* Records provided:

++++++++++

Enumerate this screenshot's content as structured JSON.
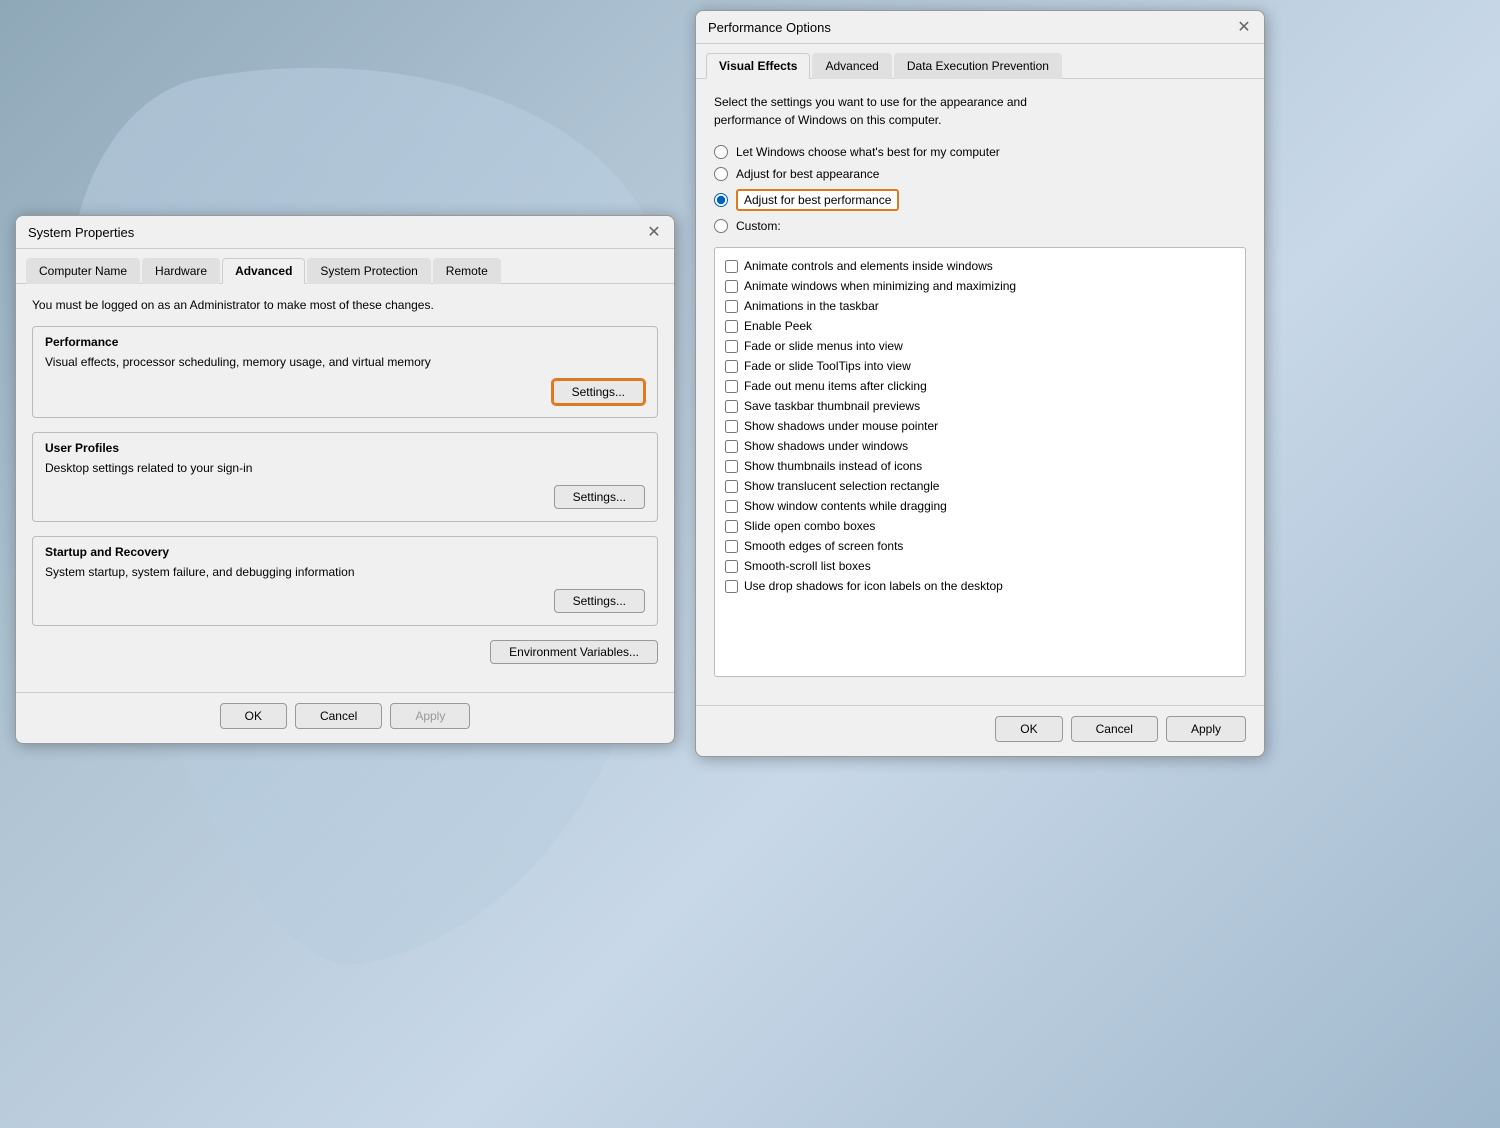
{
  "systemProperties": {
    "title": "System Properties",
    "tabs": [
      {
        "id": "computer-name",
        "label": "Computer Name",
        "active": false
      },
      {
        "id": "hardware",
        "label": "Hardware",
        "active": false
      },
      {
        "id": "advanced",
        "label": "Advanced",
        "active": true
      },
      {
        "id": "system-protection",
        "label": "System Protection",
        "active": false
      },
      {
        "id": "remote",
        "label": "Remote",
        "active": false
      }
    ],
    "adminNote": "You must be logged on as an Administrator to make most of these changes.",
    "performance": {
      "label": "Performance",
      "description": "Visual effects, processor scheduling, memory usage, and virtual memory",
      "settingsLabel": "Settings..."
    },
    "userProfiles": {
      "label": "User Profiles",
      "description": "Desktop settings related to your sign-in",
      "settingsLabel": "Settings..."
    },
    "startupRecovery": {
      "label": "Startup and Recovery",
      "description": "System startup, system failure, and debugging information",
      "settingsLabel": "Settings..."
    },
    "envVarsLabel": "Environment Variables...",
    "footer": {
      "ok": "OK",
      "cancel": "Cancel",
      "apply": "Apply"
    }
  },
  "performanceOptions": {
    "title": "Performance Options",
    "tabs": [
      {
        "id": "visual-effects",
        "label": "Visual Effects",
        "active": true
      },
      {
        "id": "advanced",
        "label": "Advanced",
        "active": false
      },
      {
        "id": "dep",
        "label": "Data Execution Prevention",
        "active": false
      }
    ],
    "description": "Select the settings you want to use for the appearance and\nperformance of Windows on this computer.",
    "radioOptions": [
      {
        "id": "let-windows",
        "label": "Let Windows choose what's best for my computer",
        "selected": false
      },
      {
        "id": "best-appearance",
        "label": "Adjust for best appearance",
        "selected": false
      },
      {
        "id": "best-performance",
        "label": "Adjust for best performance",
        "selected": true
      },
      {
        "id": "custom",
        "label": "Custom:",
        "selected": false
      }
    ],
    "checkboxItems": [
      {
        "label": "Animate controls and elements inside windows",
        "checked": false
      },
      {
        "label": "Animate windows when minimizing and maximizing",
        "checked": false
      },
      {
        "label": "Animations in the taskbar",
        "checked": false
      },
      {
        "label": "Enable Peek",
        "checked": false
      },
      {
        "label": "Fade or slide menus into view",
        "checked": false
      },
      {
        "label": "Fade or slide ToolTips into view",
        "checked": false
      },
      {
        "label": "Fade out menu items after clicking",
        "checked": false
      },
      {
        "label": "Save taskbar thumbnail previews",
        "checked": false
      },
      {
        "label": "Show shadows under mouse pointer",
        "checked": false
      },
      {
        "label": "Show shadows under windows",
        "checked": false
      },
      {
        "label": "Show thumbnails instead of icons",
        "checked": false
      },
      {
        "label": "Show translucent selection rectangle",
        "checked": false
      },
      {
        "label": "Show window contents while dragging",
        "checked": false
      },
      {
        "label": "Slide open combo boxes",
        "checked": false
      },
      {
        "label": "Smooth edges of screen fonts",
        "checked": false
      },
      {
        "label": "Smooth-scroll list boxes",
        "checked": false
      },
      {
        "label": "Use drop shadows for icon labels on the desktop",
        "checked": false
      }
    ],
    "footer": {
      "ok": "OK",
      "cancel": "Cancel",
      "apply": "Apply"
    }
  },
  "icons": {
    "close": "✕"
  }
}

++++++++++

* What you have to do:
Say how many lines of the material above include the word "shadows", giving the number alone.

* Your solution:
3